◆ Problem statement
Keep only the lines of the material below that contain the word "Export". Copy those lines.

[The data Boundary: Start]

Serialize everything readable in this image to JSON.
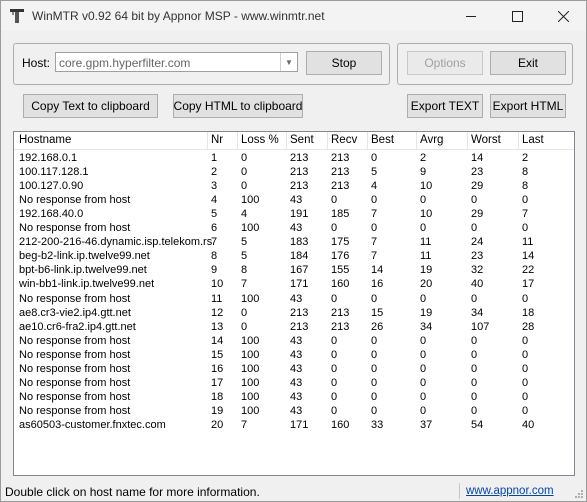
{
  "window": {
    "title": "WinMTR v0.92 64 bit by Appnor MSP - www.winmtr.net"
  },
  "host": {
    "label": "Host:",
    "value": "core.gpm.hyperfilter.com"
  },
  "buttons": {
    "stop": "Stop",
    "options": "Options",
    "exit": "Exit",
    "copy_text": "Copy Text to clipboard",
    "copy_html": "Copy HTML to clipboard",
    "export_text": "Export TEXT",
    "export_html": "Export HTML"
  },
  "table": {
    "columns": [
      "Hostname",
      "Nr",
      "Loss %",
      "Sent",
      "Recv",
      "Best",
      "Avrg",
      "Worst",
      "Last"
    ],
    "rows": [
      [
        "192.168.0.1",
        "1",
        "0",
        "213",
        "213",
        "0",
        "2",
        "14",
        "2"
      ],
      [
        "100.117.128.1",
        "2",
        "0",
        "213",
        "213",
        "5",
        "9",
        "23",
        "8"
      ],
      [
        "100.127.0.90",
        "3",
        "0",
        "213",
        "213",
        "4",
        "10",
        "29",
        "8"
      ],
      [
        "No response from host",
        "4",
        "100",
        "43",
        "0",
        "0",
        "0",
        "0",
        "0"
      ],
      [
        "192.168.40.0",
        "5",
        "4",
        "191",
        "185",
        "7",
        "10",
        "29",
        "7"
      ],
      [
        "No response from host",
        "6",
        "100",
        "43",
        "0",
        "0",
        "0",
        "0",
        "0"
      ],
      [
        "212-200-216-46.dynamic.isp.telekom.rs",
        "7",
        "5",
        "183",
        "175",
        "7",
        "11",
        "24",
        "11"
      ],
      [
        "beg-b2-link.ip.twelve99.net",
        "8",
        "5",
        "184",
        "176",
        "7",
        "11",
        "23",
        "14"
      ],
      [
        "bpt-b6-link.ip.twelve99.net",
        "9",
        "8",
        "167",
        "155",
        "14",
        "19",
        "32",
        "22"
      ],
      [
        "win-bb1-link.ip.twelve99.net",
        "10",
        "7",
        "171",
        "160",
        "16",
        "20",
        "40",
        "17"
      ],
      [
        "No response from host",
        "11",
        "100",
        "43",
        "0",
        "0",
        "0",
        "0",
        "0"
      ],
      [
        "ae8.cr3-vie2.ip4.gtt.net",
        "12",
        "0",
        "213",
        "213",
        "15",
        "19",
        "34",
        "18"
      ],
      [
        "ae10.cr6-fra2.ip4.gtt.net",
        "13",
        "0",
        "213",
        "213",
        "26",
        "34",
        "107",
        "28"
      ],
      [
        "No response from host",
        "14",
        "100",
        "43",
        "0",
        "0",
        "0",
        "0",
        "0"
      ],
      [
        "No response from host",
        "15",
        "100",
        "43",
        "0",
        "0",
        "0",
        "0",
        "0"
      ],
      [
        "No response from host",
        "16",
        "100",
        "43",
        "0",
        "0",
        "0",
        "0",
        "0"
      ],
      [
        "No response from host",
        "17",
        "100",
        "43",
        "0",
        "0",
        "0",
        "0",
        "0"
      ],
      [
        "No response from host",
        "18",
        "100",
        "43",
        "0",
        "0",
        "0",
        "0",
        "0"
      ],
      [
        "No response from host",
        "19",
        "100",
        "43",
        "0",
        "0",
        "0",
        "0",
        "0"
      ],
      [
        "as60503-customer.fnxtec.com",
        "20",
        "7",
        "171",
        "160",
        "33",
        "37",
        "54",
        "40"
      ]
    ]
  },
  "status": {
    "text": "Double click on host name for more information.",
    "link": "www.appnor.com"
  }
}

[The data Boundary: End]

◆ Result below
    "export_text": "Export TEXT",
    "export_html": "Export HTML"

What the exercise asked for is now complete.